Plants in the United States were ordered last year by the NRC to take other steps to upgrade their "hardened" venting systems after the 2011 disaster in Japan that crippled three reactors and released radiation into the atmosphere.
It was the worst nuclear accident since Chernobyl in 1986.
"Strengthened vents will help these plants continue to protect the public and the environment even if emergency systems can't immediately stop an accident," NRC Chairman Allison Macfarlane said in a statement.
"By safely releasing built-up pressure and hydrogen, the plants will preserve the buildings that contain radioactive material," she said.
U.S. plants covered under the directive are older, boiling-water reactors mainly similar in design to the Fukushima facility.
During the meltdown in Japan, containment pressure exceeded twice the design limit, and there was no power or air to vent systems, according to an overview of the disaster by the Institute of Nuclear Power Operators.
The goal for completing venting improvements in the United States is 2014, depending on refueling schedules.
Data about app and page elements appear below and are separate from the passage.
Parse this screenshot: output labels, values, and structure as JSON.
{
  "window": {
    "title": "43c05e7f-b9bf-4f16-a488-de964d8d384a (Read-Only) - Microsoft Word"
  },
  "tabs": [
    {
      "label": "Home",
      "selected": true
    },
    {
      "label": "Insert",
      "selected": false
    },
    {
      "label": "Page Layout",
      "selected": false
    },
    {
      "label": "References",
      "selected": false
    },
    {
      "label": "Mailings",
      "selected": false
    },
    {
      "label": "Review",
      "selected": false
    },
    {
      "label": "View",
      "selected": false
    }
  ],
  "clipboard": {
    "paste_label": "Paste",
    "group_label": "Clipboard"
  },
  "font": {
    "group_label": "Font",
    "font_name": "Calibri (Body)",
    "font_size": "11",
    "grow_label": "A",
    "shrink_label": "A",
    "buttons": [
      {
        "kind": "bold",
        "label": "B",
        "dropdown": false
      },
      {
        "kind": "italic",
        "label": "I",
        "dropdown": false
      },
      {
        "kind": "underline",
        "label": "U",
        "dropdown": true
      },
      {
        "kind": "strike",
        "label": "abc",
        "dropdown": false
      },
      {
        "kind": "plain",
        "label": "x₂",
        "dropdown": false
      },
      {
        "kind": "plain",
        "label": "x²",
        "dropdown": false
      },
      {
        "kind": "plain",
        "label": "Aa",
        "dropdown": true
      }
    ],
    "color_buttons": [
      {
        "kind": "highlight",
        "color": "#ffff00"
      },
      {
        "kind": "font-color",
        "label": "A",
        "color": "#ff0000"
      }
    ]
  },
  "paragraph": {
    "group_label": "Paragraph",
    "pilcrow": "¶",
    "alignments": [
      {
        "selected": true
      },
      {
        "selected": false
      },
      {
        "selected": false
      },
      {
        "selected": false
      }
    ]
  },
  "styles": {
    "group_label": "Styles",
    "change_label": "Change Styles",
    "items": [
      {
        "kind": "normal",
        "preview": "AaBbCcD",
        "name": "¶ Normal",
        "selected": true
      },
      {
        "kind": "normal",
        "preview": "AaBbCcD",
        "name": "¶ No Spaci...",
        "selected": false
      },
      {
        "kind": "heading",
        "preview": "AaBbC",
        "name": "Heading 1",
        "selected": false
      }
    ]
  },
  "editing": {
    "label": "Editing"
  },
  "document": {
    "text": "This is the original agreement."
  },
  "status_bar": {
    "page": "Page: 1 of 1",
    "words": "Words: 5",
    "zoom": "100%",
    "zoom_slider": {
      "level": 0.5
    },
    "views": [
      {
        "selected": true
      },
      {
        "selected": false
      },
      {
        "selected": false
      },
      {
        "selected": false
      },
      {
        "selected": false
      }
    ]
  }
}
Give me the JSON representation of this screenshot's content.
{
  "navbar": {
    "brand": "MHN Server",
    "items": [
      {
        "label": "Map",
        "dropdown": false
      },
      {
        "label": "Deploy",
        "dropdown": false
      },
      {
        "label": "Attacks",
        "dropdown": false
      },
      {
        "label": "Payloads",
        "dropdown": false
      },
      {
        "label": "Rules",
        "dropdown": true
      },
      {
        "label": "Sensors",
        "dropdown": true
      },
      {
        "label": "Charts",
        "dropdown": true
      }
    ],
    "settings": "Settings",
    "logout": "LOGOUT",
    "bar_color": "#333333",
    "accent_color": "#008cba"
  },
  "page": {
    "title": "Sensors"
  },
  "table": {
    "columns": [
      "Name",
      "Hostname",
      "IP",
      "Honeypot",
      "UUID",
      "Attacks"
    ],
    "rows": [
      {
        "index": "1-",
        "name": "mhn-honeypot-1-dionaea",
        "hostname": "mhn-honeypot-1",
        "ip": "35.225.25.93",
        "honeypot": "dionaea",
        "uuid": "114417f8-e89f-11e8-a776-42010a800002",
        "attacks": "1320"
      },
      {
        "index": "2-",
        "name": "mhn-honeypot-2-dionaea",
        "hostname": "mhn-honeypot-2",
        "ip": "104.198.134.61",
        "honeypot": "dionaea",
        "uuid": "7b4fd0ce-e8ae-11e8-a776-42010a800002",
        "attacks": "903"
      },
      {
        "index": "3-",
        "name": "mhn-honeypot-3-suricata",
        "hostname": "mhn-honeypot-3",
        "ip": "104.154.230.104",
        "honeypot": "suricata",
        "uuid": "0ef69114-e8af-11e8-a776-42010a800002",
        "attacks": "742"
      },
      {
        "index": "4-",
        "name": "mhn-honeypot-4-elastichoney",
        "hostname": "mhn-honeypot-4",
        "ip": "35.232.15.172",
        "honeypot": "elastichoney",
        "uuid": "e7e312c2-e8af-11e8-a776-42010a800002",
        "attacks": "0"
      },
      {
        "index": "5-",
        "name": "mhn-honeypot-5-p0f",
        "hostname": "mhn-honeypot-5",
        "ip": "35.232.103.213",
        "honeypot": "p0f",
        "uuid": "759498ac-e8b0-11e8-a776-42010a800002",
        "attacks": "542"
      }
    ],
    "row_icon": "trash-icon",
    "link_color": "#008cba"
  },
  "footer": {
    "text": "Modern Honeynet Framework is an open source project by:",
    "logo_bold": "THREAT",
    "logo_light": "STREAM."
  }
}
Additional steps would take longer, if deemed necessary.
The directive covers scenarios for structures meant to condense steam generated during an accident and control pressure and for the larger structures that surround the reactor.
The NRC also plans to develop a rule to improve the filtering of radioactive material from any vented gases and to improve procedures for preserving the integrity of containment systems.
An industry group said the new order is in line with its assessment of the "most effective means" to address venting.
"Venting to protect containment integrity and to mitigate the impact of a serious event is among the long-established training responses that are part of these facilities' severe accident mitigation guidelines," according to a statement from the Nuclear Energy Institute, a trade group for the industry.
The organization said the timetable is achievable but it did not provide a cost estimate.
Plant operators may have to spend nearly $3.6 billion over the next three to five years on modifications to the nation's 102 nuclear facilities in response to the Fukushima accident, according to a Platts survey released on Thursday.
This includes costs for government mandates to handle threats from flooding and earthquakes as well as related engineering studies, Platts, an energy industry information service, said.